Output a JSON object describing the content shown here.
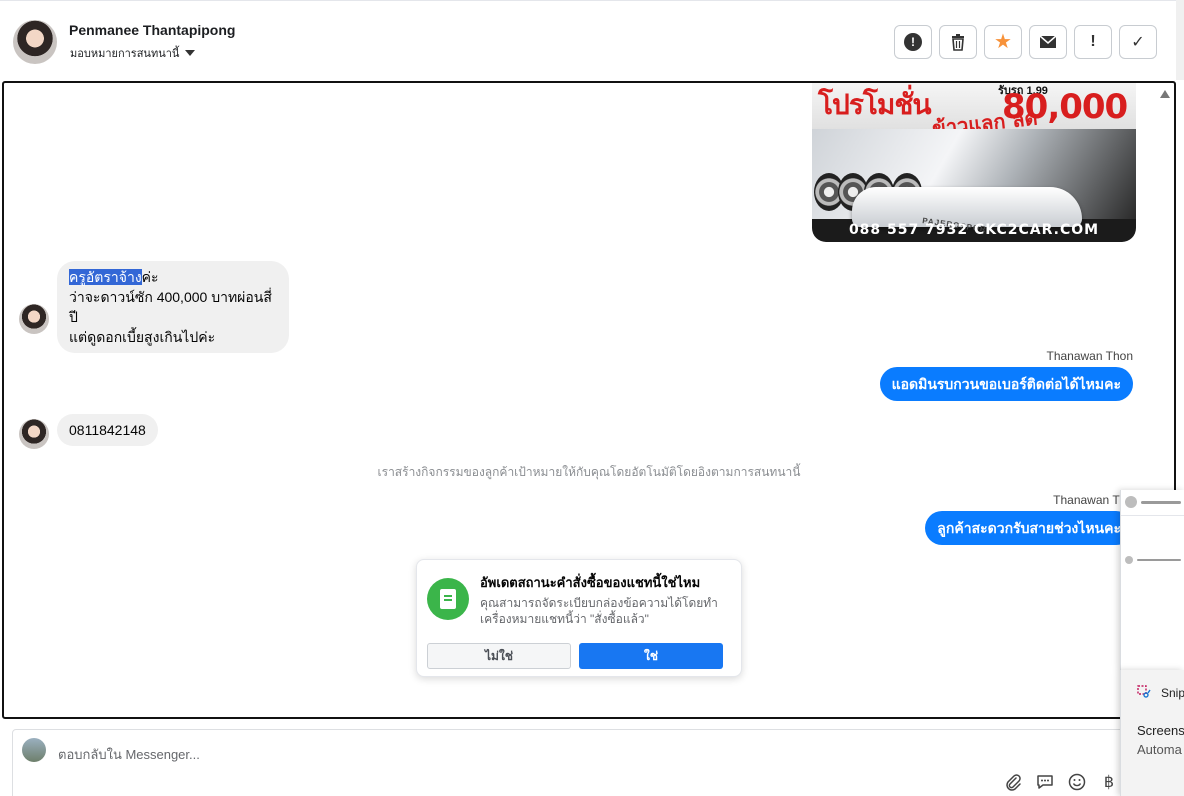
{
  "header": {
    "contact_name": "Penmanee Thantapipong",
    "assign_label": "มอบหมายการสนทนานี้",
    "actions": [
      {
        "name": "report-spam",
        "symbol": "!",
        "style": "circle"
      },
      {
        "name": "delete",
        "symbol": "🗑"
      },
      {
        "name": "star",
        "symbol": "★"
      },
      {
        "name": "mark-unread",
        "symbol": "✉"
      },
      {
        "name": "flag",
        "symbol": "!"
      },
      {
        "name": "done",
        "symbol": "✓"
      }
    ]
  },
  "promo": {
    "title": "โปรโมชั่น",
    "sub": "ข้าวแลก ลด",
    "amount": "80,000",
    "rub": "รับรถ 1.99",
    "badge": "PAJEROSPORT",
    "phone": "088 557 7932 CKC2CAR.COM"
  },
  "messages": {
    "incoming_1": {
      "highlight": "ครูอัตราจ้าง",
      "rest": "ค่ะ",
      "line2": "ว่าจะดาวน์ซัก 400,000 บาทผ่อนสี่ปี",
      "line3": "แต่ดูดอกเบี้ยสูงเกินไปค่ะ"
    },
    "outgoing_1": {
      "sender": "Thanawan Thon",
      "text": "แอดมินรบกวนขอเบอร์ติดต่อได้ไหมคะ"
    },
    "incoming_2": {
      "text": "0811842148"
    },
    "system_note": "เราสร้างกิจกรรมของลูกค้าเป้าหมายให้กับคุณโดยอัตโนมัติโดยอิงตามการสนทนานี้",
    "outgoing_2": {
      "sender": "Thanawan Tho",
      "text": "ลูกค้าสะดวกรับสายช่วงไหนคะ"
    }
  },
  "order_card": {
    "title": "อัพเดตสถานะคำสั่งซื้อของแชทนี้ใช่ไหม",
    "body": "คุณสามารถจัดระเบียบกล่องข้อความได้โดยทำเครื่องหมายแชทนี้ว่า \"สั่งซื้อแล้ว\"",
    "no_label": "ไม่ใช่",
    "yes_label": "ใช่"
  },
  "composer": {
    "placeholder": "ตอบกลับใน Messenger...",
    "tools": [
      {
        "name": "attach",
        "symbol": "📎"
      },
      {
        "name": "saved-replies",
        "symbol": "💬"
      },
      {
        "name": "emoji",
        "symbol": "☺"
      },
      {
        "name": "payment",
        "symbol": "฿"
      }
    ]
  },
  "snip": {
    "name": "Snip",
    "line1": "Screens",
    "line2": "Automa"
  },
  "colors": {
    "accent": "#0a7cff",
    "button_blue": "#1877f2",
    "success": "#3bb54a",
    "star": "#f7923a"
  }
}
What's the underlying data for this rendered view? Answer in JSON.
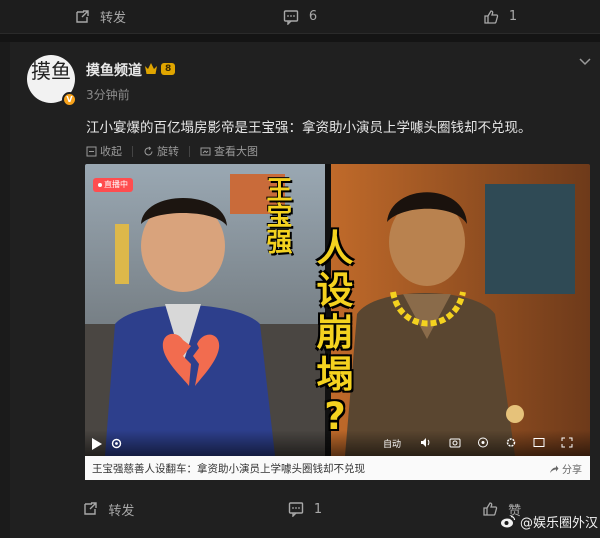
{
  "top_actions": {
    "repost_label": "转发",
    "comment_count": "6",
    "like_count": "1"
  },
  "post": {
    "username": "摸鱼频道",
    "level_badge": "8",
    "time": "3分钟前",
    "avatar_text": "摸鱼",
    "text": "江小宴爆的百亿塌房影帝是王宝强：拿资助小演员上学噱头圈钱却不兑现。",
    "tools": {
      "collapse": "收起",
      "rotate": "旋转",
      "view_large": "查看大图"
    }
  },
  "video": {
    "live_tag": "直播中",
    "name_title": "王宝强",
    "headline": [
      "人",
      "设",
      "崩",
      "塌",
      "?"
    ],
    "control_label": "自动",
    "caption": "王宝强慈善人设翻车：拿资助小演员上学噱头圈钱却不兑现",
    "share_label": "分享"
  },
  "bottom_actions": {
    "repost_label": "转发",
    "comment_count": "1",
    "like_label": "赞"
  },
  "watermark": "@娱乐圈外汉",
  "colors": {
    "accent_yellow": "#f4d21f",
    "heart_red": "#f26c4f",
    "badge_orange": "#f7a21b"
  }
}
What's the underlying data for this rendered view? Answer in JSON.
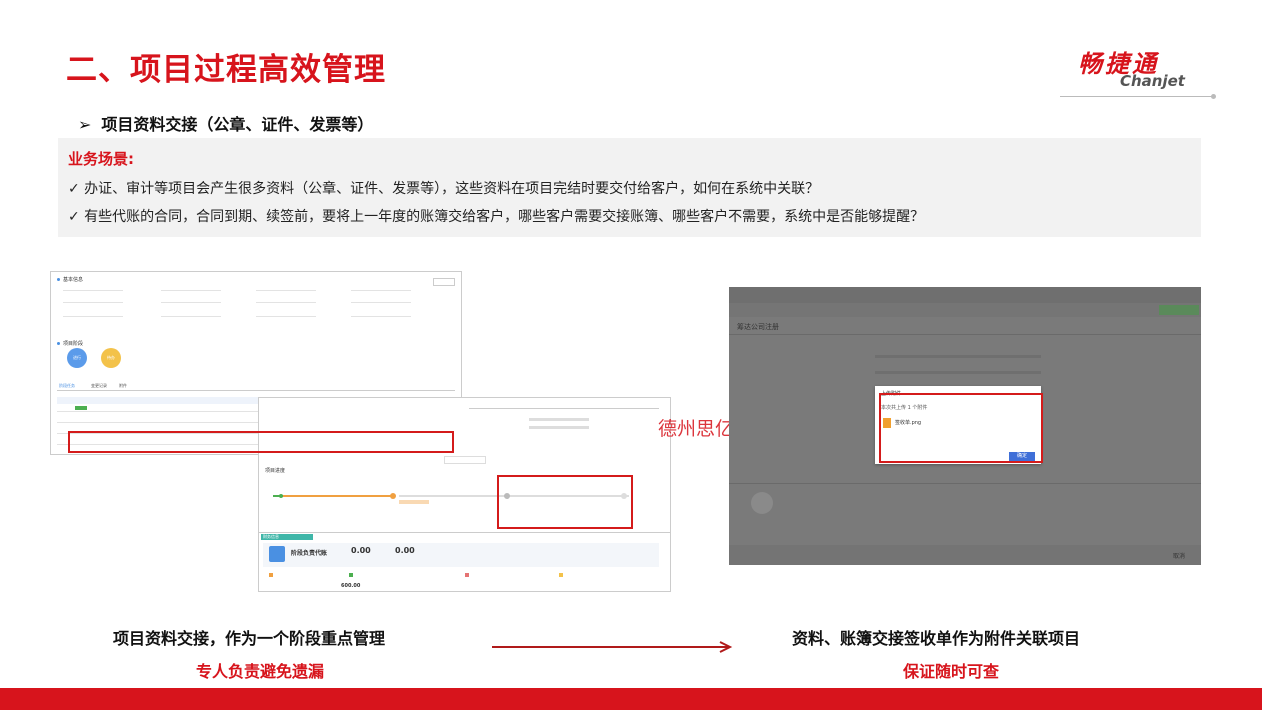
{
  "header": {
    "title": "二、项目过程高效管理",
    "logo_cn": "畅捷通",
    "logo_en": "Chanjet"
  },
  "section": {
    "subtitle_arrow": "➢",
    "subtitle": "项目资料交接（公章、证件、发票等）"
  },
  "scenario": {
    "label": "业务场景:",
    "lines": [
      "✓ 办证、审计等项目会产生很多资料（公章、证件、发票等），这些资料在项目完结时要交付给客户，如何在系统中关联？",
      "✓ 有些代账的合同，合同到期、续签前，要将上一年度的账簿交给客户，哪些客户需要交接账簿、哪些客户不需要，系统中是否能够提醒？"
    ]
  },
  "left_screens": {
    "screen1": {
      "section_basic": "基本信息",
      "section_stage": "项目阶段",
      "tabs": [
        "阶段任务",
        "变更记录",
        "附件"
      ],
      "stage_badges": [
        "进行",
        "待办"
      ]
    },
    "screen2": {
      "progress_label": "项目进度",
      "finance_tag": "财务信息",
      "finance_title": "阶段负责代账",
      "amount1": "0.00",
      "amount2": "0.00",
      "amount3": "600.00"
    }
  },
  "right_screen": {
    "page_title": "筹达公司注册",
    "dialog_title": "上传附件",
    "dialog_message": "本次共上传 1 个附件",
    "file_name": "签收单.png",
    "confirm_button": "确定",
    "cancel_button": "取消"
  },
  "watermark": "德州思亿能程",
  "captions": {
    "left_main": "项目资料交接，作为一个阶段重点管理",
    "left_sub": "专人负责避免遗漏",
    "right_main": "资料、账簿交接签收单作为附件关联项目",
    "right_sub": "保证随时可查"
  },
  "colors": {
    "brand_red": "#d7141c",
    "highlight_red": "#d41b1b",
    "accent_blue": "#4a90e2",
    "scene_bg": "#f2f2f2"
  }
}
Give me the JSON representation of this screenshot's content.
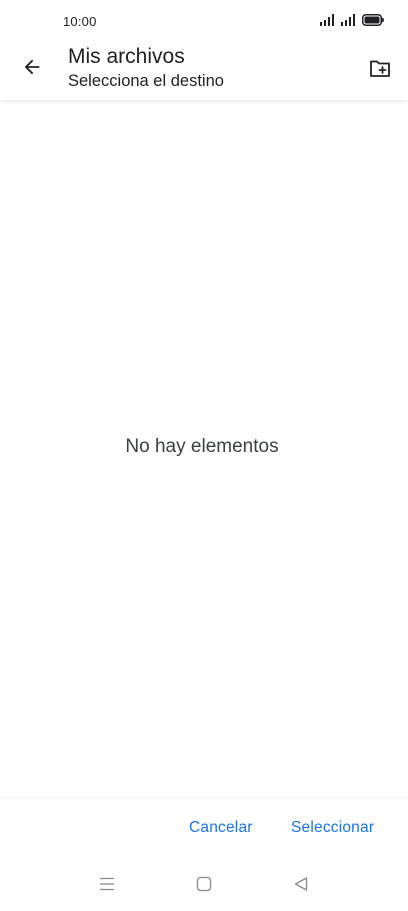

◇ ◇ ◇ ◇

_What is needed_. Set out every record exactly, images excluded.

_Response area_.
Output a JSON object describing the content shown here.
{
  "header": {
    "contact_name": "Penmanee Thantapipong",
    "assign_label": "มอบหมายการสนทนานี้",
    "actions": [
      {
        "name": "report-spam",
        "symbol": "!",
        "style": "circle"
      },
      {
        "name": "delete",
        "symbol": "🗑"
      },
      {
        "name": "star",
        "symbol": "★"
      },
      {
        "name": "mark-unread",
        "symbol": "✉"
      },
      {
        "name": "flag",
        "symbol": "!"
      },
      {
        "name": "done",
        "symbol": "✓"
      }
    ]
  },
  "promo": {
    "title": "โปรโมชั่น",
    "sub": "ข้าวแลก ลด",
    "amount": "80,000",
    "rub": "รับรถ 1.99",
    "badge": "PAJEROSPORT",
    "phone": "088 557 7932 CKC2CAR.COM"
  },
  "messages": {
    "incoming_1": {
      "highlight": "ครูอัตราจ้าง",
      "rest": "ค่ะ",
      "line2": "ว่าจะดาวน์ซัก 400,000 บาทผ่อนสี่ปี",
      "line3": "แต่ดูดอกเบี้ยสูงเกินไปค่ะ"
    },
    "outgoing_1": {
      "sender": "Thanawan Thon",
      "text": "แอดมินรบกวนขอเบอร์ติดต่อได้ไหมคะ"
    },
    "incoming_2": {
      "text": "0811842148"
    },
    "system_note": "เราสร้างกิจกรรมของลูกค้าเป้าหมายให้กับคุณโดยอัตโนมัติโดยอิงตามการสนทนานี้",
    "outgoing_2": {
      "sender": "Thanawan Tho",
      "text": "ลูกค้าสะดวกรับสายช่วงไหนคะ"
    }
  },
  "order_card": {
    "title": "อัพเดตสถานะคำสั่งซื้อของแชทนี้ใช่ไหม",
    "body": "คุณสามารถจัดระเบียบกล่องข้อความได้โดยทำเครื่องหมายแชทนี้ว่า \"สั่งซื้อแล้ว\"",
    "no_label": "ไม่ใช่",
    "yes_label": "ใช่"
  },
  "composer": {
    "placeholder": "ตอบกลับใน Messenger...",
    "tools": [
      {
        "name": "attach",
        "symbol": "📎"
      },
      {
        "name": "saved-replies",
        "symbol": "💬"
      },
      {
        "name": "emoji",
        "symbol": "☺"
      },
      {
        "name": "payment",
        "symbol": "฿"
      }
    ]
  },
  "snip": {
    "name": "Snip",
    "line1": "Screens",
    "line2": "Automa"
  },
  "colors": {
    "accent": "#0a7cff",
    "button_blue": "#1877f2",
    "success": "#3bb54a",
    "star": "#f7923a"
  }
}
What's the underlying data for this rendered view? Answer in JSON.
{
  "top_actions": {
    "repost_label": "转发",
    "comment_count": "6",
    "like_count": "1"
  },
  "post": {
    "username": "摸鱼频道",
    "level_badge": "8",
    "time": "3分钟前",
    "avatar_text": "摸鱼",
    "text": "江小宴爆的百亿塌房影帝是王宝强：拿资助小演员上学噱头圈钱却不兑现。",
    "tools": {
      "collapse": "收起",
      "rotate": "旋转",
      "view_large": "查看大图"
    }
  },
  "video": {
    "live_tag": "直播中",
    "name_title": "王宝强",
    "headline": [
      "人",
      "设",
      "崩",
      "塌",
      "?"
    ],
    "control_label": "自动",
    "caption": "王宝强慈善人设翻车：拿资助小演员上学噱头圈钱却不兑现",
    "share_label": "分享"
  },
  "bottom_actions": {
    "repost_label": "转发",
    "comment_count": "1",
    "like_label": "赞"
  },
  "watermark": "@娱乐圈外汉",
  "colors": {
    "accent_yellow": "#f4d21f",
    "heart_red": "#f26c4f",
    "badge_orange": "#f7a21b"
  }
}
What's the underlying data for this rendered view? Answer in JSON.
{
  "header": {
    "title": "二、项目过程高效管理",
    "logo_cn": "畅捷通",
    "logo_en": "Chanjet"
  },
  "section": {
    "subtitle_arrow": "➢",
    "subtitle": "项目资料交接（公章、证件、发票等）"
  },
  "scenario": {
    "label": "业务场景:",
    "lines": [
      "✓ 办证、审计等项目会产生很多资料（公章、证件、发票等），这些资料在项目完结时要交付给客户，如何在系统中关联？",
      "✓ 有些代账的合同，合同到期、续签前，要将上一年度的账簿交给客户，哪些客户需要交接账簿、哪些客户不需要，系统中是否能够提醒？"
    ]
  },
  "left_screens": {
    "screen1": {
      "section_basic": "基本信息",
      "section_stage": "项目阶段",
      "tabs": [
        "阶段任务",
        "变更记录",
        "附件"
      ],
      "stage_badges": [
        "进行",
        "待办"
      ]
    },
    "screen2": {
      "progress_label": "项目进度",
      "finance_tag": "财务信息",
      "finance_title": "阶段负责代账",
      "amount1": "0.00",
      "amount2": "0.00",
      "amount3": "600.00"
    }
  },
  "right_screen": {
    "page_title": "筹达公司注册",
    "dialog_title": "上传附件",
    "dialog_message": "本次共上传 1 个附件",
    "file_name": "签收单.png",
    "confirm_button": "确定",
    "cancel_button": "取消"
  },
  "watermark": "德州思亿能程",
  "captions": {
    "left_main": "项目资料交接，作为一个阶段重点管理",
    "left_sub": "专人负责避免遗漏",
    "right_main": "资料、账簿交接签收单作为附件关联项目",
    "right_sub": "保证随时可查"
  },
  "colors": {
    "brand_red": "#d7141c",
    "highlight_red": "#d41b1b",
    "accent_blue": "#4a90e2",
    "scene_bg": "#f2f2f2"
  }
}
Give me the JSON representation of this screenshot's content.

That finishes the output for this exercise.